Problem requirements: Here are some records. Repeat them all exactly.

[Page and application data records]
━━━━━━━━

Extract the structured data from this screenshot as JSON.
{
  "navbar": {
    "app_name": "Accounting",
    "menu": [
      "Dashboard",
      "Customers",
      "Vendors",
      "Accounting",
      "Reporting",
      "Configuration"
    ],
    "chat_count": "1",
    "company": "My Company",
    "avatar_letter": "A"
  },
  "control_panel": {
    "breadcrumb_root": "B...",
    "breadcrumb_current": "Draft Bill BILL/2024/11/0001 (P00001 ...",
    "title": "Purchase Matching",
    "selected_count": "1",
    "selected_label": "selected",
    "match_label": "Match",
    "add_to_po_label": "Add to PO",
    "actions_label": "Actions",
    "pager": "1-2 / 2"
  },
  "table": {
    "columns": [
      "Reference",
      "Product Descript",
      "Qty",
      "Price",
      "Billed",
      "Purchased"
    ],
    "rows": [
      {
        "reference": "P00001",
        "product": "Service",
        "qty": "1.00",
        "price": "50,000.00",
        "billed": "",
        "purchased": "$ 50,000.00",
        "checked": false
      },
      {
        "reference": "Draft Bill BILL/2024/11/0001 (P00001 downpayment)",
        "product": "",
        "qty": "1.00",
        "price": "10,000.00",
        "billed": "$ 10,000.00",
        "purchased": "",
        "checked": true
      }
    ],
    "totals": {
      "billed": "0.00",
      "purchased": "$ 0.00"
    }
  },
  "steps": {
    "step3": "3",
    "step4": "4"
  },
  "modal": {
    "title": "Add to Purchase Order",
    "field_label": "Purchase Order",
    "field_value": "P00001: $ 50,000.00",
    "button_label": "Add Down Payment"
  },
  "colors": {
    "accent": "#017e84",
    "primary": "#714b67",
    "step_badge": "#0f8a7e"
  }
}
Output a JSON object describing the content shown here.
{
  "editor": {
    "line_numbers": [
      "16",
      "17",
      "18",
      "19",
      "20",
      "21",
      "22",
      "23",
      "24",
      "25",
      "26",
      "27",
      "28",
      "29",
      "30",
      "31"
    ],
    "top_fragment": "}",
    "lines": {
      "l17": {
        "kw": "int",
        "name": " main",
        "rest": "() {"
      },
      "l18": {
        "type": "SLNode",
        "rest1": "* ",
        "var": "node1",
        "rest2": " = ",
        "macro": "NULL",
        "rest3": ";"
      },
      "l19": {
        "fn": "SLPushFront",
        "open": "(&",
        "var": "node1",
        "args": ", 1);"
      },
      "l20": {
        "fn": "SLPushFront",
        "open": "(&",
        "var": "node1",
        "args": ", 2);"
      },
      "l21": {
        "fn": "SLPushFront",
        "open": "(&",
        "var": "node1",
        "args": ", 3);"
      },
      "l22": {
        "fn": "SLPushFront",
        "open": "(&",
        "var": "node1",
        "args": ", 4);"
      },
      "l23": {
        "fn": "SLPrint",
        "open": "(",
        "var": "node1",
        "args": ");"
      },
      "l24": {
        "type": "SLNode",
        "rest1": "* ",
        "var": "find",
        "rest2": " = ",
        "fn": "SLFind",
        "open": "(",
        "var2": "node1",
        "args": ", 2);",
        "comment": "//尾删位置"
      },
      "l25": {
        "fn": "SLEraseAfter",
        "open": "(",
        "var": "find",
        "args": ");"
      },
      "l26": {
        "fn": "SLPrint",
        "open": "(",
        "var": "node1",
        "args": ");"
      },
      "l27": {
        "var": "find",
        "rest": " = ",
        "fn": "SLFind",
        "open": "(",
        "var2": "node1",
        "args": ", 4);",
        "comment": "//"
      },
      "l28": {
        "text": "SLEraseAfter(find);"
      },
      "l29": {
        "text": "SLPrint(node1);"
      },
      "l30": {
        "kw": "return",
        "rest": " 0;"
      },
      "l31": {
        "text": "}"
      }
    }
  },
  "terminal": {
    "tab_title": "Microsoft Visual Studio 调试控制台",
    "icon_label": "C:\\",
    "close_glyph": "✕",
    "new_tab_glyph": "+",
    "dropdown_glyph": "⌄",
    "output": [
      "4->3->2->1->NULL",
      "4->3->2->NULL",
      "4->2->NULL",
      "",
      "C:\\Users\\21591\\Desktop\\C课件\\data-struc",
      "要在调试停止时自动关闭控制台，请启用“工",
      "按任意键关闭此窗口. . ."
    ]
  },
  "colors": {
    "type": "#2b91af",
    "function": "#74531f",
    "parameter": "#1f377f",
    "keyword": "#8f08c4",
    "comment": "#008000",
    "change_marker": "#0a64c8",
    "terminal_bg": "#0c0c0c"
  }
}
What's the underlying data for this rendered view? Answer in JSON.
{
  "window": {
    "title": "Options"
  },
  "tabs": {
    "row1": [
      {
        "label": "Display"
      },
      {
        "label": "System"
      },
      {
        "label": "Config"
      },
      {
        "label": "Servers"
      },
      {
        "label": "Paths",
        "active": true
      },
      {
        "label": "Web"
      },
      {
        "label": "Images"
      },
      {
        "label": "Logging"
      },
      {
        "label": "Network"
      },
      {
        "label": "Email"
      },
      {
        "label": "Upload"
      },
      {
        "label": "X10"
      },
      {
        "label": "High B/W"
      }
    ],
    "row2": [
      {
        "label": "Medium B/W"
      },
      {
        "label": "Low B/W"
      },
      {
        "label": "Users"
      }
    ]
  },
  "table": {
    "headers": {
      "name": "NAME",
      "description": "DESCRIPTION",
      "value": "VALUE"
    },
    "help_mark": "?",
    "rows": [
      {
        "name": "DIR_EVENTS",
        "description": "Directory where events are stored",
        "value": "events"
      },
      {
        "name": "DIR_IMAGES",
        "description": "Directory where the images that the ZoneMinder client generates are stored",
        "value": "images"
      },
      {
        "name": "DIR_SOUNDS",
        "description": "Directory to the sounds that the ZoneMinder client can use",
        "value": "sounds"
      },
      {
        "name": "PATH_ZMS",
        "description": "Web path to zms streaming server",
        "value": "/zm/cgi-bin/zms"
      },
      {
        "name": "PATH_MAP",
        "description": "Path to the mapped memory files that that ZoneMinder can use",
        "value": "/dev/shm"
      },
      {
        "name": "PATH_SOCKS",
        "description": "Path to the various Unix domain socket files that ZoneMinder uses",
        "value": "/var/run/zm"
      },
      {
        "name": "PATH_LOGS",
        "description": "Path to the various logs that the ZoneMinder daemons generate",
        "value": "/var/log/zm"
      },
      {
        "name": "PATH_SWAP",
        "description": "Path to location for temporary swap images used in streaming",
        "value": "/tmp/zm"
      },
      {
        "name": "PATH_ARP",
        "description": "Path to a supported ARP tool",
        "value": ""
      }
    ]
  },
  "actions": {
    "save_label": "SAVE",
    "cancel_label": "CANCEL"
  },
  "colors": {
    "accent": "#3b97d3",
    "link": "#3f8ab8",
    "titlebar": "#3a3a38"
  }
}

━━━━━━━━

Task response:
Extract the structured data from this screenshot as JSON.
{
  "navbar": {
    "app_name": "Accounting",
    "menu": [
      "Dashboard",
      "Customers",
      "Vendors",
      "Accounting",
      "Reporting",
      "Configuration"
    ],
    "chat_count": "1",
    "company": "My Company",
    "avatar_letter": "A"
  },
  "control_panel": {
    "breadcrumb_root": "B...",
    "breadcrumb_current": "Draft Bill BILL/2024/11/0001 (P00001 ...",
    "title": "Purchase Matching",
    "selected_count": "1",
    "selected_label": "selected",
    "match_label": "Match",
    "add_to_po_label": "Add to PO",
    "actions_label": "Actions",
    "pager": "1-2 / 2"
  },
  "table": {
    "columns": [
      "Reference",
      "Product Descript",
      "Qty",
      "Price",
      "Billed",
      "Purchased"
    ],
    "rows": [
      {
        "reference": "P00001",
        "product": "Service",
        "qty": "1.00",
        "price": "50,000.00",
        "billed": "",
        "purchased": "$ 50,000.00",
        "checked": false
      },
      {
        "reference": "Draft Bill BILL/2024/11/0001 (P00001 downpayment)",
        "product": "",
        "qty": "1.00",
        "price": "10,000.00",
        "billed": "$ 10,000.00",
        "purchased": "",
        "checked": true
      }
    ],
    "totals": {
      "billed": "0.00",
      "purchased": "$ 0.00"
    }
  },
  "steps": {
    "step3": "3",
    "step4": "4"
  },
  "modal": {
    "title": "Add to Purchase Order",
    "field_label": "Purchase Order",
    "field_value": "P00001: $ 50,000.00",
    "button_label": "Add Down Payment"
  },
  "colors": {
    "accent": "#017e84",
    "primary": "#714b67",
    "step_badge": "#0f8a7e"
  }
}
Output a JSON object describing the content shown here.
{
  "editor": {
    "line_numbers": [
      "16",
      "17",
      "18",
      "19",
      "20",
      "21",
      "22",
      "23",
      "24",
      "25",
      "26",
      "27",
      "28",
      "29",
      "30",
      "31"
    ],
    "top_fragment": "}",
    "lines": {
      "l17": {
        "kw": "int",
        "name": " main",
        "rest": "() {"
      },
      "l18": {
        "type": "SLNode",
        "rest1": "* ",
        "var": "node1",
        "rest2": " = ",
        "macro": "NULL",
        "rest3": ";"
      },
      "l19": {
        "fn": "SLPushFront",
        "open": "(&",
        "var": "node1",
        "args": ", 1);"
      },
      "l20": {
        "fn": "SLPushFront",
        "open": "(&",
        "var": "node1",
        "args": ", 2);"
      },
      "l21": {
        "fn": "SLPushFront",
        "open": "(&",
        "var": "node1",
        "args": ", 3);"
      },
      "l22": {
        "fn": "SLPushFront",
        "open": "(&",
        "var": "node1",
        "args": ", 4);"
      },
      "l23": {
        "fn": "SLPrint",
        "open": "(",
        "var": "node1",
        "args": ");"
      },
      "l24": {
        "type": "SLNode",
        "rest1": "* ",
        "var": "find",
        "rest2": " = ",
        "fn": "SLFind",
        "open": "(",
        "var2": "node1",
        "args": ", 2);",
        "comment": "//尾删位置"
      },
      "l25": {
        "fn": "SLEraseAfter",
        "open": "(",
        "var": "find",
        "args": ");"
      },
      "l26": {
        "fn": "SLPrint",
        "open": "(",
        "var": "node1",
        "args": ");"
      },
      "l27": {
        "var": "find",
        "rest": " = ",
        "fn": "SLFind",
        "open": "(",
        "var2": "node1",
        "args": ", 4);",
        "comment": "//"
      },
      "l28": {
        "text": "SLEraseAfter(find);"
      },
      "l29": {
        "text": "SLPrint(node1);"
      },
      "l30": {
        "kw": "return",
        "rest": " 0;"
      },
      "l31": {
        "text": "}"
      }
    }
  },
  "terminal": {
    "tab_title": "Microsoft Visual Studio 调试控制台",
    "icon_label": "C:\\",
    "close_glyph": "✕",
    "new_tab_glyph": "+",
    "dropdown_glyph": "⌄",
    "output": [
      "4->3->2->1->NULL",
      "4->3->2->NULL",
      "4->2->NULL",
      "",
      "C:\\Users\\21591\\Desktop\\C课件\\data-struc",
      "要在调试停止时自动关闭控制台，请启用“工",
      "按任意键关闭此窗口. . ."
    ]
  },
  "colors": {
    "type": "#2b91af",
    "function": "#74531f",
    "parameter": "#1f377f",
    "keyword": "#8f08c4",
    "comment": "#008000",
    "change_marker": "#0a64c8",
    "terminal_bg": "#0c0c0c"
  }
}
What's the underlying data for this rendered view? Answer in JSON.
{
  "window": {
    "title": "Options"
  },
  "tabs": {
    "row1": [
      {
        "label": "Display"
      },
      {
        "label": "System"
      },
      {
        "label": "Config"
      },
      {
        "label": "Servers"
      },
      {
        "label": "Paths",
        "active": true
      },
      {
        "label": "Web"
      },
      {
        "label": "Images"
      },
      {
        "label": "Logging"
      },
      {
        "label": "Network"
      },
      {
        "label": "Email"
      },
      {
        "label": "Upload"
      },
      {
        "label": "X10"
      },
      {
        "label": "High B/W"
      }
    ],
    "row2": [
      {
        "label": "Medium B/W"
      },
      {
        "label": "Low B/W"
      },
      {
        "label": "Users"
      }
    ]
  },
  "table": {
    "headers": {
      "name": "NAME",
      "description": "DESCRIPTION",
      "value": "VALUE"
    },
    "help_mark": "?",
    "rows": [
      {
        "name": "DIR_EVENTS",
        "description": "Directory where events are stored",
        "value": "events"
      },
      {
        "name": "DIR_IMAGES",
        "description": "Directory where the images that the ZoneMinder client generates are stored",
        "value": "images"
      },
      {
        "name": "DIR_SOUNDS",
        "description": "Directory to the sounds that the ZoneMinder client can use",
        "value": "sounds"
      },
      {
        "name": "PATH_ZMS",
        "description": "Web path to zms streaming server",
        "value": "/zm/cgi-bin/zms"
      },
      {
        "name": "PATH_MAP",
        "description": "Path to the mapped memory files that that ZoneMinder can use",
        "value": "/dev/shm"
      },
      {
        "name": "PATH_SOCKS",
        "description": "Path to the various Unix domain socket files that ZoneMinder uses",
        "value": "/var/run/zm"
      },
      {
        "name": "PATH_LOGS",
        "description": "Path to the various logs that the ZoneMinder daemons generate",
        "value": "/var/log/zm"
      },
      {
        "name": "PATH_SWAP",
        "description": "Path to location for temporary swap images used in streaming",
        "value": "/tmp/zm"
      },
      {
        "name": "PATH_ARP",
        "description": "Path to a supported ARP tool",
        "value": ""
      }
    ]
  },
  "actions": {
    "save_label": "SAVE",
    "cancel_label": "CANCEL"
  },
  "colors": {
    "accent": "#3b97d3",
    "link": "#3f8ab8",
    "titlebar": "#3a3a38"
  }
}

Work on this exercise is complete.